Tips for Diagnosing and Soothing Your Dog's Dry Nose

Tips for Diagnosing and Soothing Your Dog's Dry Nose

Although it’s widely believed that a cold, wet nose is a sign of a healthy dog, you may notice that your pup’s nose is warm and dry. If your natural reaction is to panic, try not to – usually, a dry nose is nothing to worry about. After all, it could just be that your dog hasn’t licked their nose in a while.

However, if your dog is showing other symptoms alongside their dry nose, it could be a sign of an underlying health problem — for example, if their nose is rough and flaky.

So how do you know what to do next? Here are four tips for soothing your dog’s dry nose and working out when to seek professional advice.

  1. Be aware of changes in your dogs nose

The first step is understanding the changes to your dog’s nose and when they happen. Start by keeping a detailed log of when your dog has a dry nose, how frequently it happens and how long it is dry for. If your dog follows you around like a shadow, this shouldn’t be too hard to do!

Once you have enough information to identify a trend in your dog’s nasal dryness, you may be able to work out a potential cause. Common causes include:

  • The weather: on sunny days, your dog’s nose may become sunburnt. Likewise, colder air in the winter and dry air from a heating system can dry out a dog’s nose.
  • Allergies: your dog may be allergic to something, such as their food, toys or maybe some cleaning products you use at home. Ask yourself if you have changed anything recently that could have lead to your dog’s dry nose.
  • A breed-specific problem: As we’ve mentioned, a dog’s nose may become dry if they aren’t licking it often enough. This is a common problem with Brachycephalic breeds like pugs and bulldogs, who are unable to lick their nose due to their short snout. Poodles and Lhasa Apsos commonly suffer from blocked tear ducts, which can dry out the nose.
  • Sleeping: If your dog has just woke up, they’ll likely have a dry nose as they don’t lick it in their sleep. In this case, it’s usually nothing to worry about.
  • Dehydration: Dehydration could cause serious problems for your dog and a dry nose can be a symptom that your dog is dehydrated. Always provide fresh water for your dog, especially on hot days and after strenuous exercise.
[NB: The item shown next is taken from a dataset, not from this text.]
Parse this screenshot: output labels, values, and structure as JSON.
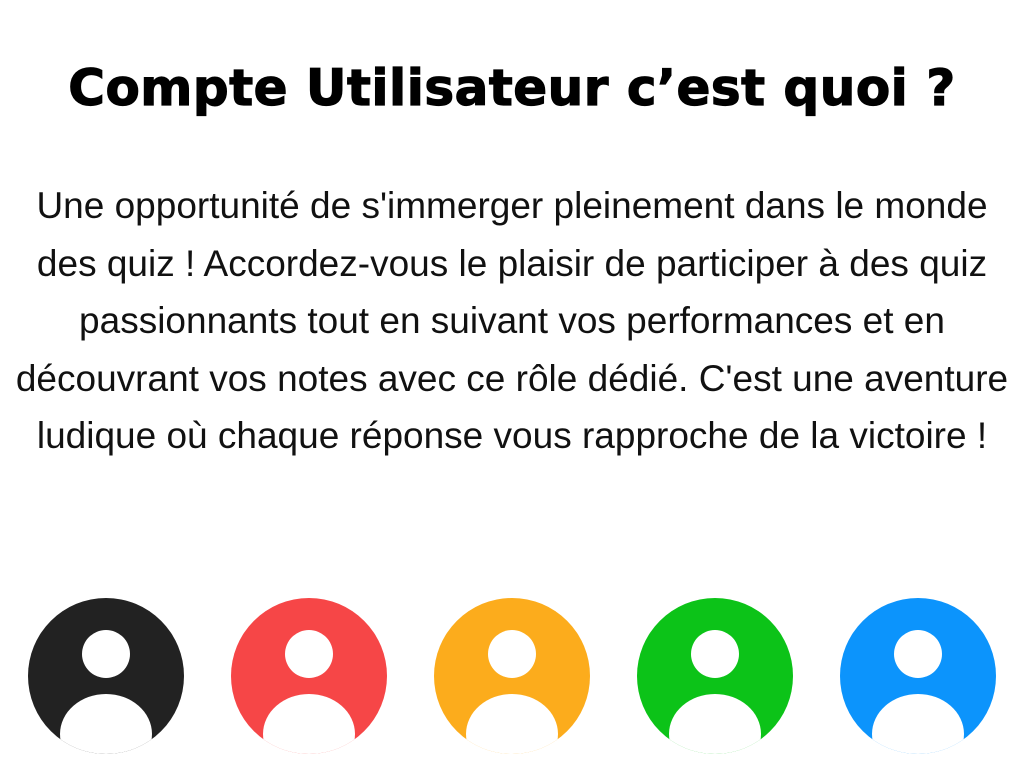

If you do think your dog could be dehydrated, check their gums. If their gums are light pink and moist to the touch, your dog is well hydrated. Dry, tacky and pale gums are signs of dehydration.

The gums can also indicate signs of other medical conditions, such as anemia and low blood pressure. Speak to your vet if your dog’s gums are red or dark purple.

  1. Address the Allergens

Identifying allergies in dogs can be as tricky as identifying allergies in humans – perhaps even more so! Dogs can be allergic to a host of things and these allergies will vary from dog to dog.

Common allergies include plastic. Using a plastic bowl for food or water can dry out your dog’s nose if they are allergic; to test, swap the bowl for a stainless steel alternative and see if the condition improves.

Treats and household products can also trigger an allergic reaction. If you’ve made a recent change that you think has had an impact on your dog’s nose, stop using the items to see if there is any change.

8 year old Rufus the Labrador before and after nose transformation.

  1. Apply a soothing balm

A balm can help soothe even the driest of noses, regardless of whether you think it’s a temporary problem or a wider breed-specific condition. Natural Dog Company’s Snout Soother is a great option as it’s formulated from vegan, all-natural products so it’s safe for the most sensitive noses. You’ll find it in tin, stick and travel sizes in our nose care section.

Kya a 5 year old Boxer before (left) and after (right) using Snout Soother for 7 days.

  1. Monitor their symptoms

As we mentioned, a dry nose is in most cases nothing to worry about. However, if the problem is persistent even with a balm and removing allergens, it’s wise to pay a visit to the vets.

Keep a close eye on your dog’s other symptoms. Fever, dry eye, lethargy, vomiting or diarrhea, or changes in appetite, when found alongside a dry nose, can all be symptoms of a more serious medical condition.